Heritage Railway Contributions
You may ask why am I telling you all this? On some occasions when I visit a heritage railway, I may decide not to take a ride. I may use the buffet and photograph heritage traction either at stations or at the side of the line. However, I feel I’m classed as ‘just a photographer who never puts any effort into railway preservation’. Other people there don’t know me and don’t know what heritage railway contributions I have made over the years. I’m sure I’m not alone in this. Some heritage railways and locomotive operations support crews need to be very careful how they behave towards photographers. If they were to be in some way derogatory towards a photographer, this indiscriminate approach may be enough to completely hack them off. It might even stop them contributing further to a particular railway or locomotive.
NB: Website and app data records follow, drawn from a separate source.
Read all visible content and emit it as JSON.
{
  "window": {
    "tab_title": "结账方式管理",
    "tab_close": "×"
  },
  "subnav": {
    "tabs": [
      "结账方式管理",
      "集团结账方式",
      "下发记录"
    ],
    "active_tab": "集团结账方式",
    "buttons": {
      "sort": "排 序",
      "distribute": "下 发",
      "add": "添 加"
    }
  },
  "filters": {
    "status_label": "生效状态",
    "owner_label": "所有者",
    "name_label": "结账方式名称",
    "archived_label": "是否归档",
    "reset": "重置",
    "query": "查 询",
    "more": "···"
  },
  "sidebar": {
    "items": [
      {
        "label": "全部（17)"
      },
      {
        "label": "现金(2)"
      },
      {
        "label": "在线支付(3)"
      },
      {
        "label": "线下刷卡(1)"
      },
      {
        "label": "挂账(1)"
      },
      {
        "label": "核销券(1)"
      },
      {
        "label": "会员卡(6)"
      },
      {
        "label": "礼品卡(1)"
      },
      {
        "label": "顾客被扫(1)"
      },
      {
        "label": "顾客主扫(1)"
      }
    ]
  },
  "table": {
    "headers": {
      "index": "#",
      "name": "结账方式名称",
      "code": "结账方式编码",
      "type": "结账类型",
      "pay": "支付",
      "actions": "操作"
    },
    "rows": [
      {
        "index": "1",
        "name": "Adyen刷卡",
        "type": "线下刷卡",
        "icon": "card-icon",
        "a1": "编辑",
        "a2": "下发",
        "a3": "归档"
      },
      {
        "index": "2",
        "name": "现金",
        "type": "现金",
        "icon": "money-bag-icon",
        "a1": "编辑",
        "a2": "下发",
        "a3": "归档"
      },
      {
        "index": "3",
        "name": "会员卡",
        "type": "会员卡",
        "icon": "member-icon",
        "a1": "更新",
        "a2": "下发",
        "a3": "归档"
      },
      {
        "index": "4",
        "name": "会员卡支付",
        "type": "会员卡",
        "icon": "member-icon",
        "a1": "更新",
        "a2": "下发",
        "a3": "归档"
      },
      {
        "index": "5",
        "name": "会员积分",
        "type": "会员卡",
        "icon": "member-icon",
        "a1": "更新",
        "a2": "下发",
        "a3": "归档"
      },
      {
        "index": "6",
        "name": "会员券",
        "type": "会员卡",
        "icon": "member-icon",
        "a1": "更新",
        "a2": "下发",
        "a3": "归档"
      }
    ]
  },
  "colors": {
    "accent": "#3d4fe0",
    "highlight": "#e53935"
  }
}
Of course buying tickets at railways is a way of supporting them too is vitally important. Trains need passengers to run! However it is very likely that lineside photographers DO make a contribution in some unseen way. Indeed, by photographing the railway and locos and sharing the photos online or in the media, they are also making a non-financial contribution. They are publicising the heritage railway and the locomotives. The combination of paying passengers, volunteers and publicity all helps to keep the heritage railways going. In this way, the life that railway enthusiasts hold dear to our hearts will continue for many years and for future generations.